## Material supplied:
*** Block opens ***
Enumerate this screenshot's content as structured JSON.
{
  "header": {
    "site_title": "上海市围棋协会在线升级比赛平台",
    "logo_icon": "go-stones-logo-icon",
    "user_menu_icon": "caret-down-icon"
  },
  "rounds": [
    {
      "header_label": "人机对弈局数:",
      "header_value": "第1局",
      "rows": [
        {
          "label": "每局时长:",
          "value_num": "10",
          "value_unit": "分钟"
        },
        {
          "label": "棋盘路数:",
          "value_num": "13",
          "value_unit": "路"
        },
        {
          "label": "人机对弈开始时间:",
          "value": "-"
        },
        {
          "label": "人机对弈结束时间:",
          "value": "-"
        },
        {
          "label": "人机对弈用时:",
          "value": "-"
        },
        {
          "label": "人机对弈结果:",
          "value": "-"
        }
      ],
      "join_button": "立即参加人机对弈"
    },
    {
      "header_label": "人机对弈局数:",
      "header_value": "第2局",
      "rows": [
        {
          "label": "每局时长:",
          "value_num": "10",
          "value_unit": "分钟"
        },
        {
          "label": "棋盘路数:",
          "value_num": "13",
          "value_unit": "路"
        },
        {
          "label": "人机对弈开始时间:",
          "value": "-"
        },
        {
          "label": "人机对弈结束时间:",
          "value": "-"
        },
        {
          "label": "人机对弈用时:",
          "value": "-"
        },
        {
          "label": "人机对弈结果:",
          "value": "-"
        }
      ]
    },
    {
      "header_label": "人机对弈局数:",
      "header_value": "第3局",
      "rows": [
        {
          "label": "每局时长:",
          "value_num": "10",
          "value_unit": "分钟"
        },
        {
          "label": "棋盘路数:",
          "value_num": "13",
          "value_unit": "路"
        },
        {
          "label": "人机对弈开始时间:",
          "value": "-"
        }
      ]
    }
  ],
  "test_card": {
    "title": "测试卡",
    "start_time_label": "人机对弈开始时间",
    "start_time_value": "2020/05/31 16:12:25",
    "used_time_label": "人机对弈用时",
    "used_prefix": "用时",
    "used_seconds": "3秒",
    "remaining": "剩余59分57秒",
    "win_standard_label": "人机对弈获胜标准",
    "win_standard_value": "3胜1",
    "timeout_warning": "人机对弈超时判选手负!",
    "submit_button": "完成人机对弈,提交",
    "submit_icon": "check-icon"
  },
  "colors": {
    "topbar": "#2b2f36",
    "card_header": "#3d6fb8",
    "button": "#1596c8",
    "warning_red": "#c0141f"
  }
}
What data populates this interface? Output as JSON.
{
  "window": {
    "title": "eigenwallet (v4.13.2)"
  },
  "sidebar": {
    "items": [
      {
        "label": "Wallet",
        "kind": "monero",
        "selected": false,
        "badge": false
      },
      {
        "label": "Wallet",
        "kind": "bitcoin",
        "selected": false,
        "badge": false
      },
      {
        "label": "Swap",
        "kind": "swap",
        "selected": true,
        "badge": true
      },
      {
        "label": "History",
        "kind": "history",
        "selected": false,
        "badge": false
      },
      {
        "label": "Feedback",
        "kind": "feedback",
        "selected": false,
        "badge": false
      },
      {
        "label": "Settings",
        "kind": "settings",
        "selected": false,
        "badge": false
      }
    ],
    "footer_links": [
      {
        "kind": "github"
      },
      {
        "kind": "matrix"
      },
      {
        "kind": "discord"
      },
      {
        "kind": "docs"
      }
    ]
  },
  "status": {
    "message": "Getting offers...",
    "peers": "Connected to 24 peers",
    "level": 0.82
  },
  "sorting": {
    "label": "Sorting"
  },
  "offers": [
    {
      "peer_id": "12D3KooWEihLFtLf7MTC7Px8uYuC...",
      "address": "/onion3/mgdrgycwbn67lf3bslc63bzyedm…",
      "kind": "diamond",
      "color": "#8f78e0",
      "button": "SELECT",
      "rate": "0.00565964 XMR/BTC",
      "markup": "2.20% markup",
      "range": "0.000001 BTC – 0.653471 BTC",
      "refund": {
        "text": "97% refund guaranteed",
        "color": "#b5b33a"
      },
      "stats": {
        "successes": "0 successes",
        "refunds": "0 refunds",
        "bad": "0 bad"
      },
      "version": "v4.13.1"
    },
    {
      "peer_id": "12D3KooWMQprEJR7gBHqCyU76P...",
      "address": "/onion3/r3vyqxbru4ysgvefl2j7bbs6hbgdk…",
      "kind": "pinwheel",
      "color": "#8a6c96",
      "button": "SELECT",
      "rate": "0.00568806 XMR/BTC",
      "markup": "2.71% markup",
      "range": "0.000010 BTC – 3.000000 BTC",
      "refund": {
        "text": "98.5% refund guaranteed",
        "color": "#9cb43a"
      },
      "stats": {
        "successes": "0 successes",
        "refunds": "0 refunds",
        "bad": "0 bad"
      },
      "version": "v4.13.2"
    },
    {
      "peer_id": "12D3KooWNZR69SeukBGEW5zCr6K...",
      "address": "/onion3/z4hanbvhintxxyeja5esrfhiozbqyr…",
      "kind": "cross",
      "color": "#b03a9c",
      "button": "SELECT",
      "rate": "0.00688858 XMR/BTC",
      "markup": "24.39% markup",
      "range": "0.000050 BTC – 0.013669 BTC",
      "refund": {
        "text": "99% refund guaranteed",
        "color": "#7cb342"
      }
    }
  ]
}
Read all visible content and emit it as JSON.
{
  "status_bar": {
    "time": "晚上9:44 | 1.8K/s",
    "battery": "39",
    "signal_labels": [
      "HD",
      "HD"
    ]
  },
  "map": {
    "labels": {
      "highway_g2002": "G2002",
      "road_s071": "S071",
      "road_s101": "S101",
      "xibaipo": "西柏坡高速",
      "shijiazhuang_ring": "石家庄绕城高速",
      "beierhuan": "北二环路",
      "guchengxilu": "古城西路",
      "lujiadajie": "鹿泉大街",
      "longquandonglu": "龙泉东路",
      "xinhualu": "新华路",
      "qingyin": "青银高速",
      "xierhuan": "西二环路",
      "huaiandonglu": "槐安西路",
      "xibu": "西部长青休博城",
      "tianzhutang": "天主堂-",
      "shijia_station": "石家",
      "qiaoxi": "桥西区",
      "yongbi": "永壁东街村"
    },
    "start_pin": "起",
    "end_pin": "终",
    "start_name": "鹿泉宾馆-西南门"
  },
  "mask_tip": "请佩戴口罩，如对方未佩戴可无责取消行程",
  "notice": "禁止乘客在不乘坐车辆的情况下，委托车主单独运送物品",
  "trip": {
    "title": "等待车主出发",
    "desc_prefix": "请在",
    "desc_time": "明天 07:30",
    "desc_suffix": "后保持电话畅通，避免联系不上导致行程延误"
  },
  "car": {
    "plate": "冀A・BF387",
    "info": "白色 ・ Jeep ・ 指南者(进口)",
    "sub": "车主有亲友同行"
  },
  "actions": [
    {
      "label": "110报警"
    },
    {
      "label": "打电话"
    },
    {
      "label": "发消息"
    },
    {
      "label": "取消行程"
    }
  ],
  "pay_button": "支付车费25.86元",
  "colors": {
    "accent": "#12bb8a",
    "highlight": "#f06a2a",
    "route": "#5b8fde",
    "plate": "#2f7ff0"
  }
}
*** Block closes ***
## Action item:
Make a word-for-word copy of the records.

## Exercise solution:
Enumerate this screenshot's content as structured JSON.
{
  "header": {
    "site_title": "上海市围棋协会在线升级比赛平台",
    "logo_icon": "go-stones-logo-icon",
    "user_menu_icon": "caret-down-icon"
  },
  "rounds": [
    {
      "header_label": "人机对弈局数:",
      "header_value": "第1局",
      "rows": [
        {
          "label": "每局时长:",
          "value_num": "10",
          "value_unit": "分钟"
        },
        {
          "label": "棋盘路数:",
          "value_num": "13",
          "value_unit": "路"
        },
        {
          "label": "人机对弈开始时间:",
          "value": "-"
        },
        {
          "label": "人机对弈结束时间:",
          "value": "-"
        },
        {
          "label": "人机对弈用时:",
          "value": "-"
        },
        {
          "label": "人机对弈结果:",
          "value": "-"
        }
      ],
      "join_button": "立即参加人机对弈"
    },
    {
      "header_label": "人机对弈局数:",
      "header_value": "第2局",
      "rows": [
        {
          "label": "每局时长:",
          "value_num": "10",
          "value_unit": "分钟"
        },
        {
          "label": "棋盘路数:",
          "value_num": "13",
          "value_unit": "路"
        },
        {
          "label": "人机对弈开始时间:",
          "value": "-"
        },
        {
          "label": "人机对弈结束时间:",
          "value": "-"
        },
        {
          "label": "人机对弈用时:",
          "value": "-"
        },
        {
          "label": "人机对弈结果:",
          "value": "-"
        }
      ]
    },
    {
      "header_label": "人机对弈局数:",
      "header_value": "第3局",
      "rows": [
        {
          "label": "每局时长:",
          "value_num": "10",
          "value_unit": "分钟"
        },
        {
          "label": "棋盘路数:",
          "value_num": "13",
          "value_unit": "路"
        },
        {
          "label": "人机对弈开始时间:",
          "value": "-"
        }
      ]
    }
  ],
  "test_card": {
    "title": "测试卡",
    "start_time_label": "人机对弈开始时间",
    "start_time_value": "2020/05/31 16:12:25",
    "used_time_label": "人机对弈用时",
    "used_prefix": "用时",
    "used_seconds": "3秒",
    "remaining": "剩余59分57秒",
    "win_standard_label": "人机对弈获胜标准",
    "win_standard_value": "3胜1",
    "timeout_warning": "人机对弈超时判选手负!",
    "submit_button": "完成人机对弈,提交",
    "submit_icon": "check-icon"
  },
  "colors": {
    "topbar": "#2b2f36",
    "card_header": "#3d6fb8",
    "button": "#1596c8",
    "warning_red": "#c0141f"
  }
}
What data populates this interface? Output as JSON.
{
  "window": {
    "title": "eigenwallet (v4.13.2)"
  },
  "sidebar": {
    "items": [
      {
        "label": "Wallet",
        "kind": "monero",
        "selected": false,
        "badge": false
      },
      {
        "label": "Wallet",
        "kind": "bitcoin",
        "selected": false,
        "badge": false
      },
      {
        "label": "Swap",
        "kind": "swap",
        "selected": true,
        "badge": true
      },
      {
        "label": "History",
        "kind": "history",
        "selected": false,
        "badge": false
      },
      {
        "label": "Feedback",
        "kind": "feedback",
        "selected": false,
        "badge": false
      },
      {
        "label": "Settings",
        "kind": "settings",
        "selected": false,
        "badge": false
      }
    ],
    "footer_links": [
      {
        "kind": "github"
      },
      {
        "kind": "matrix"
      },
      {
        "kind": "discord"
      },
      {
        "kind": "docs"
      }
    ]
  },
  "status": {
    "message": "Getting offers...",
    "peers": "Connected to 24 peers",
    "level": 0.82
  },
  "sorting": {
    "label": "Sorting"
  },
  "offers": [
    {
      "peer_id": "12D3KooWEihLFtLf7MTC7Px8uYuC...",
      "address": "/onion3/mgdrgycwbn67lf3bslc63bzyedm…",
      "kind": "diamond",
      "color": "#8f78e0",
      "button": "SELECT",
      "rate": "0.00565964 XMR/BTC",
      "markup": "2.20% markup",
      "range": "0.000001 BTC – 0.653471 BTC",
      "refund": {
        "text": "97% refund guaranteed",
        "color": "#b5b33a"
      },
      "stats": {
        "successes": "0 successes",
        "refunds": "0 refunds",
        "bad": "0 bad"
      },
      "version": "v4.13.1"
    },
    {
      "peer_id": "12D3KooWMQprEJR7gBHqCyU76P...",
      "address": "/onion3/r3vyqxbru4ysgvefl2j7bbs6hbgdk…",
      "kind": "pinwheel",
      "color": "#8a6c96",
      "button": "SELECT",
      "rate": "0.00568806 XMR/BTC",
      "markup": "2.71% markup",
      "range": "0.000010 BTC – 3.000000 BTC",
      "refund": {
        "text": "98.5% refund guaranteed",
        "color": "#9cb43a"
      },
      "stats": {
        "successes": "0 successes",
        "refunds": "0 refunds",
        "bad": "0 bad"
      },
      "version": "v4.13.2"
    },
    {
      "peer_id": "12D3KooWNZR69SeukBGEW5zCr6K...",
      "address": "/onion3/z4hanbvhintxxyeja5esrfhiozbqyr…",
      "kind": "cross",
      "color": "#b03a9c",
      "button": "SELECT",
      "rate": "0.00688858 XMR/BTC",
      "markup": "24.39% markup",
      "range": "0.000050 BTC – 0.013669 BTC",
      "refund": {
        "text": "99% refund guaranteed",
        "color": "#7cb342"
      }
    }
  ]
}
Read all visible content and emit it as JSON.
{
  "status_bar": {
    "time": "晚上9:44 | 1.8K/s",
    "battery": "39",
    "signal_labels": [
      "HD",
      "HD"
    ]
  },
  "map": {
    "labels": {
      "highway_g2002": "G2002",
      "road_s071": "S071",
      "road_s101": "S101",
      "xibaipo": "西柏坡高速",
      "shijiazhuang_ring": "石家庄绕城高速",
      "beierhuan": "北二环路",
      "guchengxilu": "古城西路",
      "lujiadajie": "鹿泉大街",
      "longquandonglu": "龙泉东路",
      "xinhualu": "新华路",
      "qingyin": "青银高速",
      "xierhuan": "西二环路",
      "huaiandonglu": "槐安西路",
      "xibu": "西部长青休博城",
      "tianzhutang": "天主堂-",
      "shijia_station": "石家",
      "qiaoxi": "桥西区",
      "yongbi": "永壁东街村"
    },
    "start_pin": "起",
    "end_pin": "终",
    "start_name": "鹿泉宾馆-西南门"
  },
  "mask_tip": "请佩戴口罩，如对方未佩戴可无责取消行程",
  "notice": "禁止乘客在不乘坐车辆的情况下，委托车主单独运送物品",
  "trip": {
    "title": "等待车主出发",
    "desc_prefix": "请在",
    "desc_time": "明天 07:30",
    "desc_suffix": "后保持电话畅通，避免联系不上导致行程延误"
  },
  "car": {
    "plate": "冀A・BF387",
    "info": "白色 ・ Jeep ・ 指南者(进口)",
    "sub": "车主有亲友同行"
  },
  "actions": [
    {
      "label": "110报警"
    },
    {
      "label": "打电话"
    },
    {
      "label": "发消息"
    },
    {
      "label": "取消行程"
    }
  ],
  "pay_button": "支付车费25.86元",
  "colors": {
    "accent": "#12bb8a",
    "highlight": "#f06a2a",
    "route": "#5b8fde",
    "plate": "#2f7ff0"
  }
}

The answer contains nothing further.